Where the Articles do not give a definitive answer, the Companies Act 2006 ("CA 2006") sets out criteria for permitting electronic correspondence.

The Companies Act 2006

Company to members

Companies are allowed to send information to a member electronically where the member has consented and provided an email address. It should be noted that the email address must have been given for the purpose of electronic communication and cannot just be one generically held on file. Such correspondence might include notices, ballot papers and other documents related to general meetings.

A member is still entitled to receive the document by hard copy if they make a request within 21 days of receiving the electronic communication. A company cannot therefore assume that the need for posting hard copies will entirely be eliminated.

A company may supply information to members (such as accounts) by way of its website, if the members are deemed to have agreed. Normally, this means that a provision to this effect is included in the Articles, or that members have made an equivalent resolution. The company is still required to request individual members agreement, and so those who disagree must notify the company within 28 days of that request.

Where new shareholder documents are to be posted on the website, members must be notified. Therefore, the company will need to be able to email the members to alert them of this.

Members to company

Members may validly send communications to a company electronically where the company has agreed and supplied an email address for this purpose. The company's agreement may be to a single specific communication or to all communications generally.

Where a company has sent out a notice for a general meeting to it's members (either by electronic or hard copy), and provided an email address, it will be deemed to have agreed for correspondence relating to that meeting to be returned to that email address.

Other communications

The requirements set out above are relevant where a company is making formal communications to its members, and vice versa. That approach applies to:

  • documents including summons, notice, order or other legal process and registers
  • communication authorised or required by the CA 2006 (such as sending out accounts ahead of a general meeting)

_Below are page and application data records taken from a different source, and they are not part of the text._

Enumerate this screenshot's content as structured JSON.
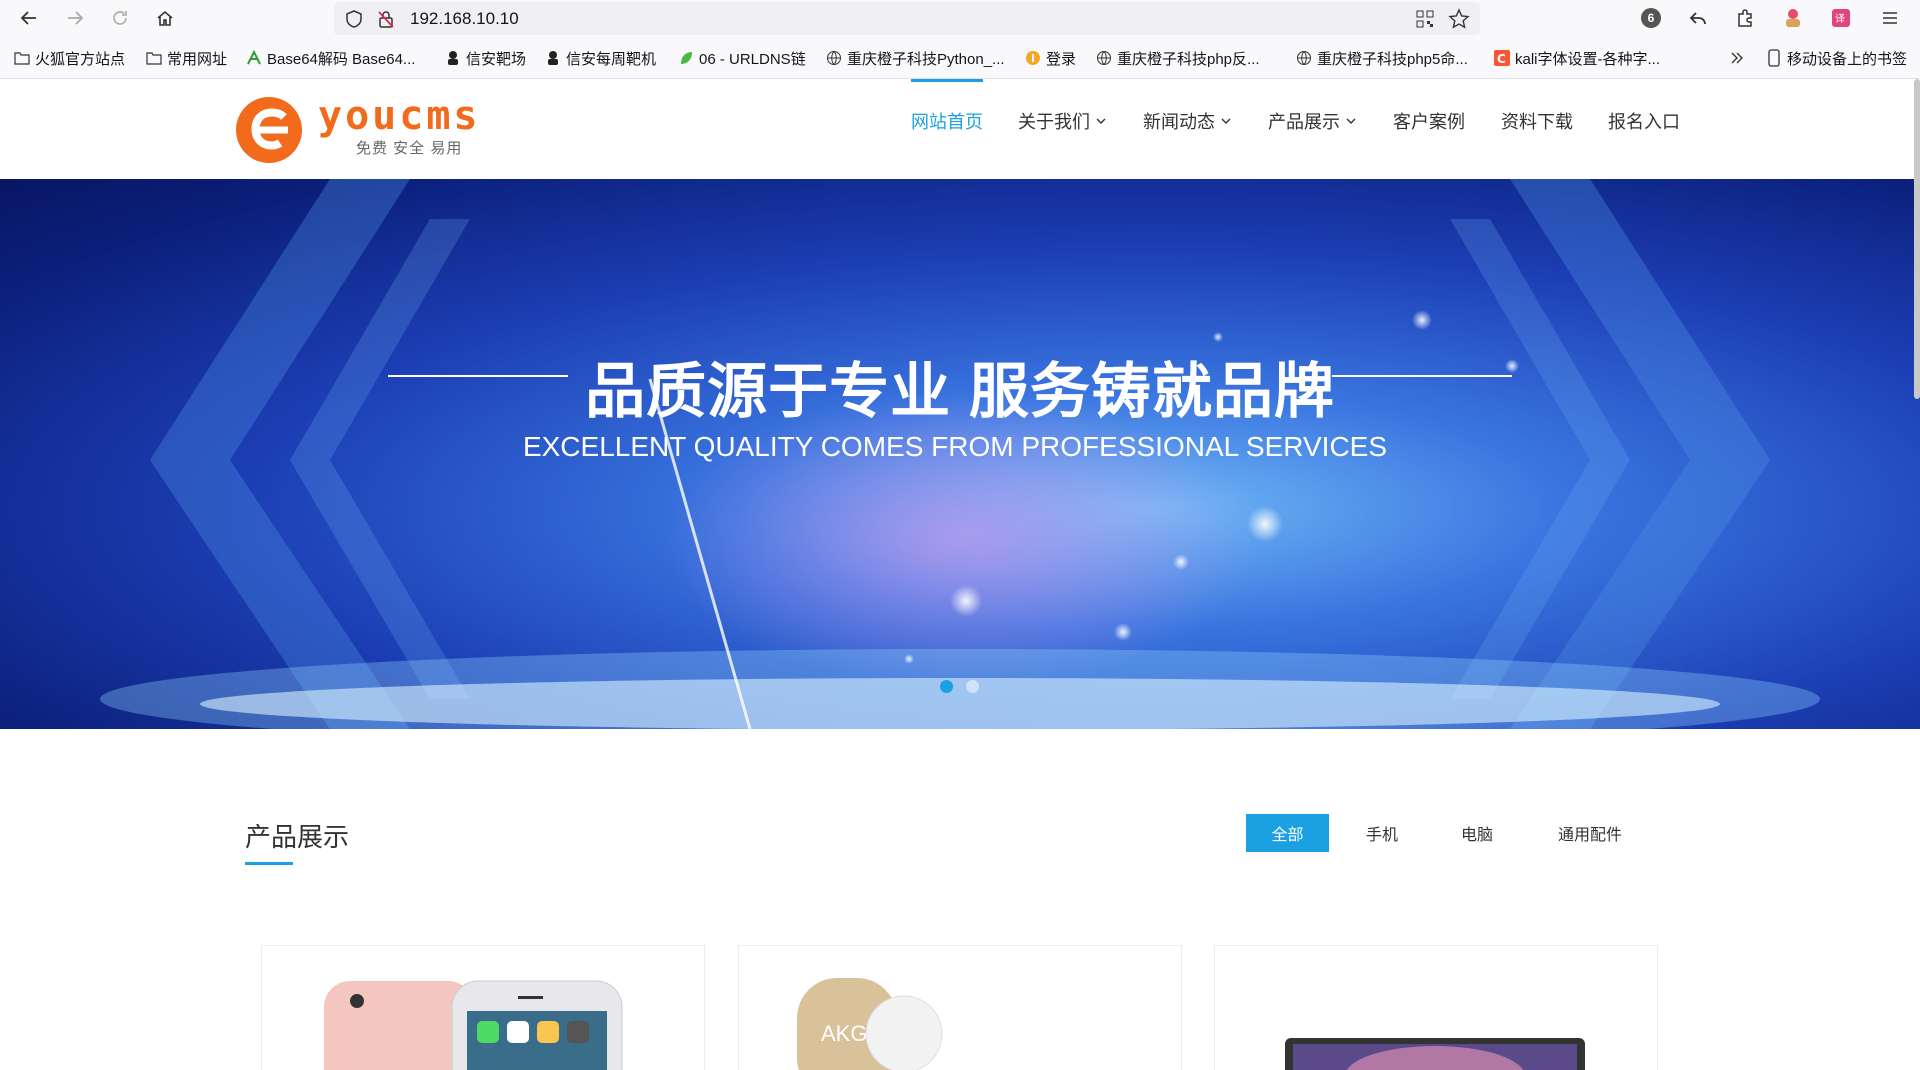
{
  "browser": {
    "url": "192.168.10.10",
    "notification_count": "6",
    "bookmarks": [
      {
        "label": "火狐官方站点",
        "icon": "folder-icon"
      },
      {
        "label": "常用网址",
        "icon": "folder-icon"
      },
      {
        "label": "Base64解码 Base64...",
        "icon": "bookmark-green-icon"
      },
      {
        "label": "信安靶场",
        "icon": "hacker-icon"
      },
      {
        "label": "信安每周靶机",
        "icon": "hacker-icon"
      },
      {
        "label": "06 - URLDNS链",
        "icon": "leaf-icon"
      },
      {
        "label": "重庆橙子科技Python_...",
        "icon": "globe-icon"
      },
      {
        "label": "登录",
        "icon": "login-icon"
      },
      {
        "label": "重庆橙子科技php反...",
        "icon": "globe-icon"
      },
      {
        "label": "重庆橙子科技php5命...",
        "icon": "globe-icon"
      },
      {
        "label": "kali字体设置-各种字...",
        "icon": "csdn-icon"
      }
    ],
    "mobile_bookmarks": "移动设备上的书签"
  },
  "site": {
    "logo_text": "youcms",
    "logo_tagline": "免费 安全 易用",
    "nav": [
      {
        "label": "网站首页",
        "active": true,
        "dropdown": false
      },
      {
        "label": "关于我们",
        "active": false,
        "dropdown": true
      },
      {
        "label": "新闻动态",
        "active": false,
        "dropdown": true
      },
      {
        "label": "产品展示",
        "active": false,
        "dropdown": true
      },
      {
        "label": "客户案例",
        "active": false,
        "dropdown": false
      },
      {
        "label": "资料下载",
        "active": false,
        "dropdown": false
      },
      {
        "label": "报名入口",
        "active": false,
        "dropdown": false
      }
    ]
  },
  "banner": {
    "title": "品质源于专业 服务铸就品牌",
    "subtitle": "EXCELLENT QUALITY COMES FROM PROFESSIONAL SERVICES",
    "active_slide": 1,
    "slide_count": 2
  },
  "products": {
    "title": "产品展示",
    "filters": [
      {
        "label": "全部",
        "active": true
      },
      {
        "label": "手机",
        "active": false
      },
      {
        "label": "电脑",
        "active": false
      },
      {
        "label": "通用配件",
        "active": false
      }
    ],
    "cards": [
      {
        "image": "phone-image"
      },
      {
        "image": "earphone-image",
        "brand": "AKG"
      },
      {
        "image": "laptop-image"
      }
    ]
  },
  "colors": {
    "accent": "#1ba1e2",
    "logo_orange": "#f26b1d"
  }
}
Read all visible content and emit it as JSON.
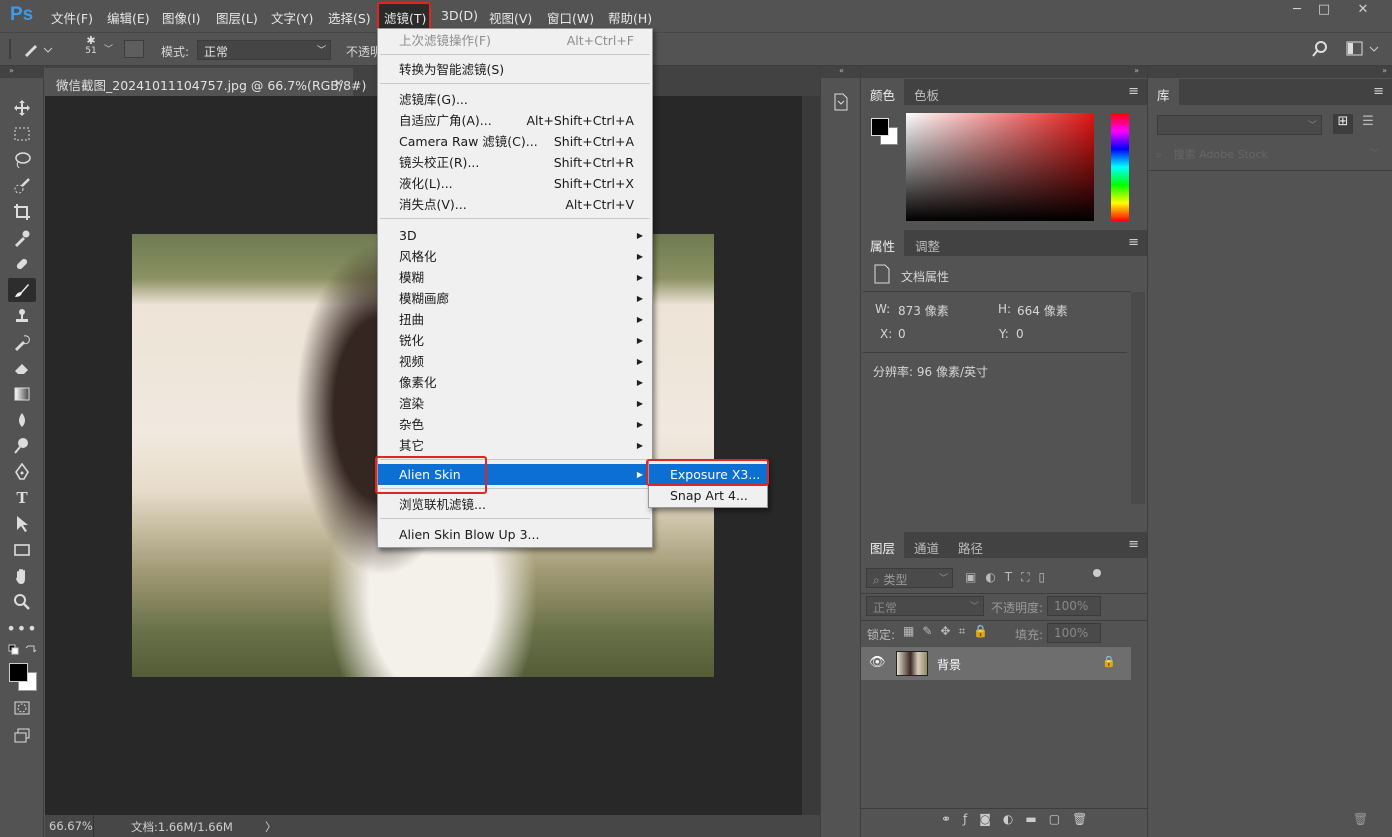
{
  "app": {
    "logo": "Ps"
  },
  "menubar": [
    "文件(F)",
    "编辑(E)",
    "图像(I)",
    "图层(L)",
    "文字(Y)",
    "选择(S)",
    "滤镜(T)",
    "3D(D)",
    "视图(V)",
    "窗口(W)",
    "帮助(H)"
  ],
  "options": {
    "brush_size": "51",
    "mode_label": "模式:",
    "mode_value": "正常",
    "opacity_label": "不透明"
  },
  "document": {
    "tab_title": "微信截图_20241011104757.jpg @ 66.7%(RGB/8#)",
    "close": "×",
    "zoom": "66.67%",
    "doc_info": "文档:1.66M/1.66M",
    "arrow": "〉"
  },
  "filter_menu": {
    "last_filter": "上次滤镜操作(F)",
    "last_filter_sc": "Alt+Ctrl+F",
    "smart": "转换为智能滤镜(S)",
    "gallery": "滤镜库(G)...",
    "adaptive": "自适应广角(A)...",
    "adaptive_sc": "Alt+Shift+Ctrl+A",
    "camera_raw": "Camera Raw 滤镜(C)...",
    "camera_raw_sc": "Shift+Ctrl+A",
    "lens": "镜头校正(R)...",
    "lens_sc": "Shift+Ctrl+R",
    "liquify": "液化(L)...",
    "liquify_sc": "Shift+Ctrl+X",
    "vanish": "消失点(V)...",
    "vanish_sc": "Alt+Ctrl+V",
    "subs": [
      "3D",
      "风格化",
      "模糊",
      "模糊画廊",
      "扭曲",
      "锐化",
      "视频",
      "像素化",
      "渲染",
      "杂色",
      "其它"
    ],
    "alien_skin": "Alien Skin",
    "browse": "浏览联机滤镜...",
    "blowup": "Alien Skin Blow Up 3..."
  },
  "submenu": {
    "exposure": "Exposure X3...",
    "snap_art": "Snap Art 4..."
  },
  "color_panel": {
    "tabs": [
      "颜色",
      "色板"
    ]
  },
  "properties": {
    "tabs": [
      "属性",
      "调整"
    ],
    "doc_props": "文档属性",
    "w_label": "W:",
    "w_value": "873 像素",
    "h_label": "H:",
    "h_value": "664 像素",
    "x_label": "X:",
    "x_value": "0",
    "y_label": "Y:",
    "y_value": "0",
    "resolution": "分辨率: 96 像素/英寸"
  },
  "layers": {
    "tabs": [
      "图层",
      "通道",
      "路径"
    ],
    "filter_kind": "类型",
    "blend": "正常",
    "opacity_label": "不透明度:",
    "opacity_value": "100%",
    "lock_label": "锁定:",
    "fill_label": "填充:",
    "fill_value": "100%",
    "layer_name": "背景"
  },
  "library": {
    "tab": "库",
    "search_placeholder": "搜索 Adobe Stock"
  }
}
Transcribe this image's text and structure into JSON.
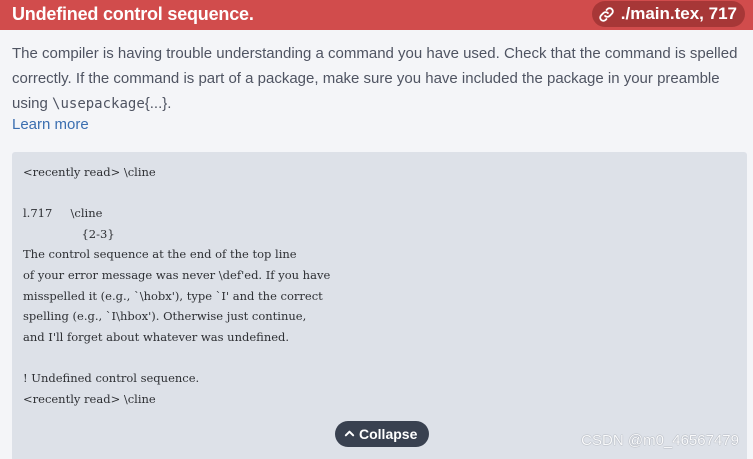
{
  "header": {
    "title": "Undefined control sequence.",
    "location": "./main.tex, 717",
    "icon": "link-icon",
    "background": "#d14c4c"
  },
  "description": {
    "text_before": "The compiler is having trouble understanding a command you have used. Check that the command is spelled correctly. If the command is part of a package, make sure you have included the package in your preamble using ",
    "code": "\\usepackage",
    "text_after": "{...}.",
    "learn_more": "Learn more"
  },
  "log": {
    "lines": [
      "<recently read> \\cline",
      "",
      "l.717     \\cline",
      "                {2-3}",
      "The control sequence at the end of the top line",
      "of your error message was never \\def'ed. If you have",
      "misspelled it (e.g., `\\hobx'), type `I' and the correct",
      "spelling (e.g., `I\\hbox'). Otherwise just continue,",
      "and I'll forget about whatever was undefined.",
      "",
      "! Undefined control sequence.",
      "<recently read> \\cline"
    ]
  },
  "collapse": {
    "label": "Collapse",
    "icon": "chevron-up-icon"
  },
  "watermark": "CSDN @m0_46567479"
}
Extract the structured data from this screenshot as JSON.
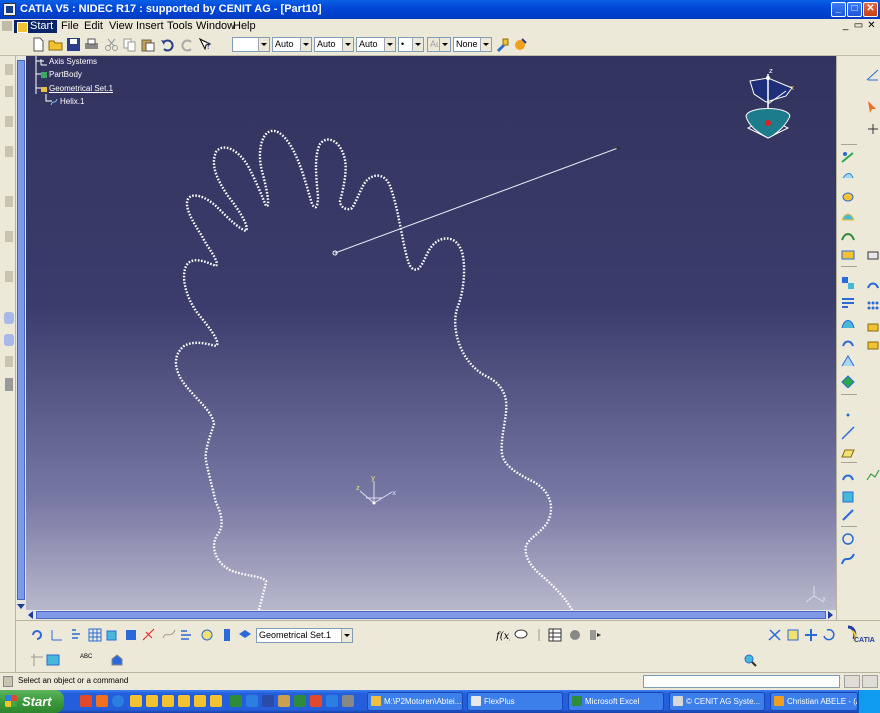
{
  "window": {
    "title": "CATIA V5 : NIDEC R17 : supported by CENIT AG - [Part10]"
  },
  "menu": {
    "items": [
      {
        "label": "Start"
      },
      {
        "label": "File"
      },
      {
        "label": "Edit"
      },
      {
        "label": "View"
      },
      {
        "label": "Insert"
      },
      {
        "label": "Tools"
      },
      {
        "label": "Window"
      },
      {
        "label": "Help"
      }
    ]
  },
  "toolbar": {
    "combos": [
      {
        "value": ""
      },
      {
        "value": "Auto"
      },
      {
        "value": "Auto"
      },
      {
        "value": "Auto"
      },
      {
        "value": "•"
      },
      {
        "value": "Aut"
      },
      {
        "value": "None"
      }
    ]
  },
  "tree": {
    "nodes": [
      {
        "label": "Axis Systems"
      },
      {
        "label": "PartBody"
      },
      {
        "label": "Geometrical Set.1"
      },
      {
        "label": "Helix.1"
      }
    ]
  },
  "compass": {
    "z": "z",
    "x": "x"
  },
  "triad": {
    "x": "x",
    "y": "y",
    "z": "z"
  },
  "mini_axis": {
    "label": "x"
  },
  "bottom": {
    "current_set": "Geometrical Set.1",
    "abc": "ABC"
  },
  "brand": {
    "name": "CATIA"
  },
  "status": {
    "message": "Select an object or a command"
  },
  "taskbar": {
    "start_label": "Start",
    "tasks": [
      {
        "label": "M:\\P2Motoren\\Abtei...",
        "color": "#F0C040"
      },
      {
        "label": "FlexPlus",
        "color": "#E8E8E8"
      },
      {
        "label": "Microsoft Excel",
        "color": "#2E8B3A"
      },
      {
        "label": "© CENIT AG Syste...",
        "color": "#D8D8D8"
      },
      {
        "label": "Christian ABELE - (A...",
        "color": "#F0A020"
      }
    ]
  },
  "colors": {
    "viewport_top": "#33335F",
    "viewport_bottom": "#B8B8CC",
    "helix": "#FFFFFF",
    "title_bar": "#0048D8"
  }
}
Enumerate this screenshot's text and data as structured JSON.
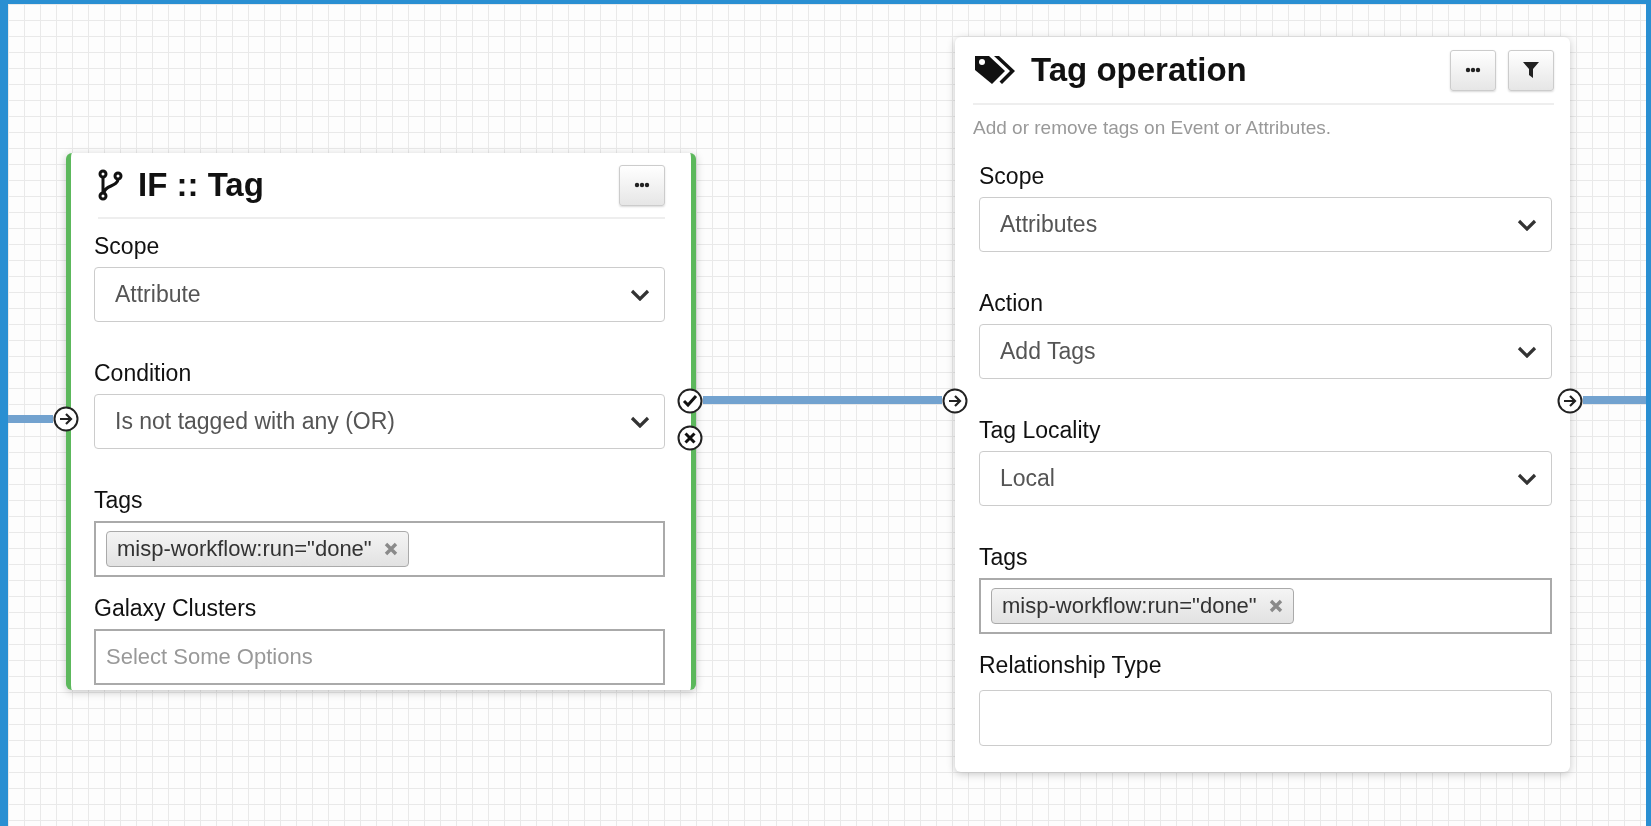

Where a company wishes to communicate with its members on matters which fall outside of those two criteria, it may do so without reference to the procedures set out under the CA 2006. Such communications may include a general update about the company (informing members of internal promotions, lateral hires or a successful deal) or a response to social or economic conditions (this could include policies about steps the business is taking to deal with challenges like the coronavirus).

The approach regarding informal communications from the shareholder to the company is the same. Unless the communication is in reference to one of the specified documents or authorised or required under the CA 2006, a member may just email the company without the need to worry about procedures under the CA 2006.

Any Articles surrounding communication are likely to only be with reference to those governed by theca 2006. Due to this, it is probable that electronic informal communications are also permitted under the Articles.


In summary, electronic communication between members and a company is only regulated by the CA 2006 in certain circumstances. Electronic communications in relation to formal matters will be valid in circumstances where it is allowed by the Articles, or where the member and company have provided consent along with an email address.

For communications falling outside of those set out in the CA 2006, the company and its members may correspondence freely in the manner they choose.

If you would like advice on how to correspond with your members, or regarding any other matter of company law, please get in touch and we would be happy to assist.

Briefings Business Leah Hayden business law startups Russell-Cooke